Remember, meeting a person it is just a start. You need to put the energy to build a relationship and you can’t just follow up 3 years later when you need something from them. Always follow- up the same day or the day after you met a connection physically or online. Ideally, all your follow- up messages should be clear, well- written, short and to- the- point.
Trust takes time to build.
Communication has 2 purposes: either adds value or it has an entairtainmnet purpose. I do not suggest to you to be a comedian, but please ask yourself what is the value conveyed by your message.
6. Relevant Connections.
Sure you should be polite and respectful and every connection counts, but focus on what kind of people you need to go after to build the right professional network for you?
If you are in Truck & Large Vehicle Sales, then maybe attending a professional beautician conference might not be the best activity for professional networking.
7. Promote yourself.
There is a big difference between bragging and promoting yourself. If you did accomplish something, however small, share it with your network; use common sense: for example typing a full page without mistakes does not yet deserve a Nobel prize.
Be open, honest and modestly indicate, explain and communicate your accomplishment. That’s all it takes.
Another way to promote yourself, is by posting, blogging on items of professional nature. Just make sure what the content of your writing adds value to the average reader.
8. Turn your Social Chat into Business Chat.
Just ask people what they are doing, if that is not obvious to you. Find out what are their current problems and challenges. If relevant to what you are doing, suggest what they might be able to do better (yes free advice) and then if they like it, you are talk about how you can do these things for them.
A business chat it is NOT a Sales Pitch!
Paraphrasing something that I read long ago: “Don’t count your chats- make your chats count”
9. Golden LinkedIn Tip

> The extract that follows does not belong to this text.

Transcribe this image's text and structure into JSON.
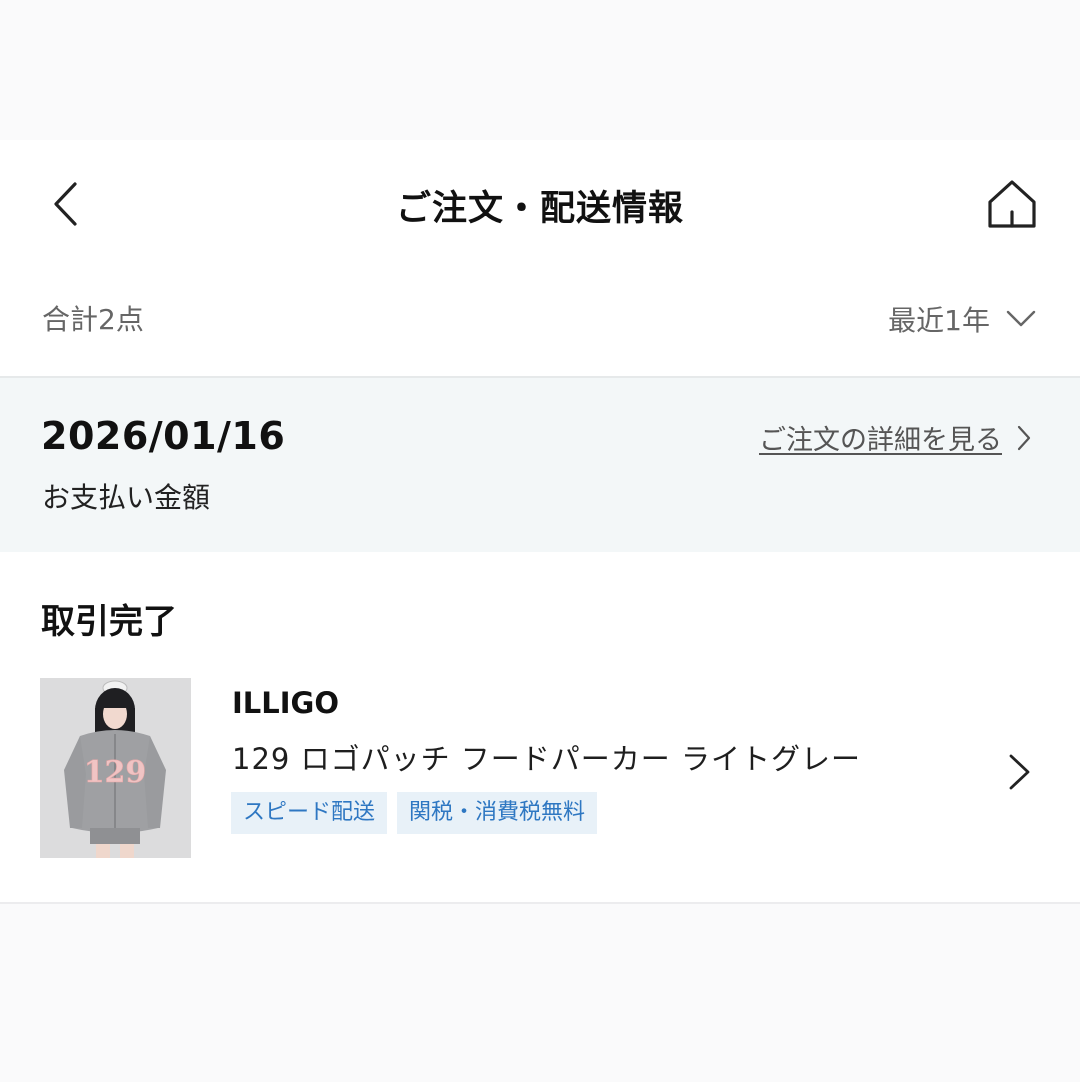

Sometimes, LinkedIn will put a stop to your search based on having used up your allowed number of commercial searches – this is true for all accounts. So, you end up been allowed to see 3 or 4 results out of all available ones. Use the following tool to resolve this issue:
Yes, it works!
10. Who to Avoid?
Simply avoid networkers who ruthlessly exploit their contacts but they never return favors or respond to any of your communication or they just do not listen. Hmmm. Are you familiar with people like these?
Once again: Network, Network, Network.
Networking takes time and energy. So try to enjoy it as much as possible. Starting with a small networking group is ok. Attend professional events. Join a professional organization ideally one with a local presence in your geography.
Spending time on networking will pay off. Just go out there (whether physically or on line) and meet new interest people and talk to them and fun. There will come the time when you will be networking like a pro.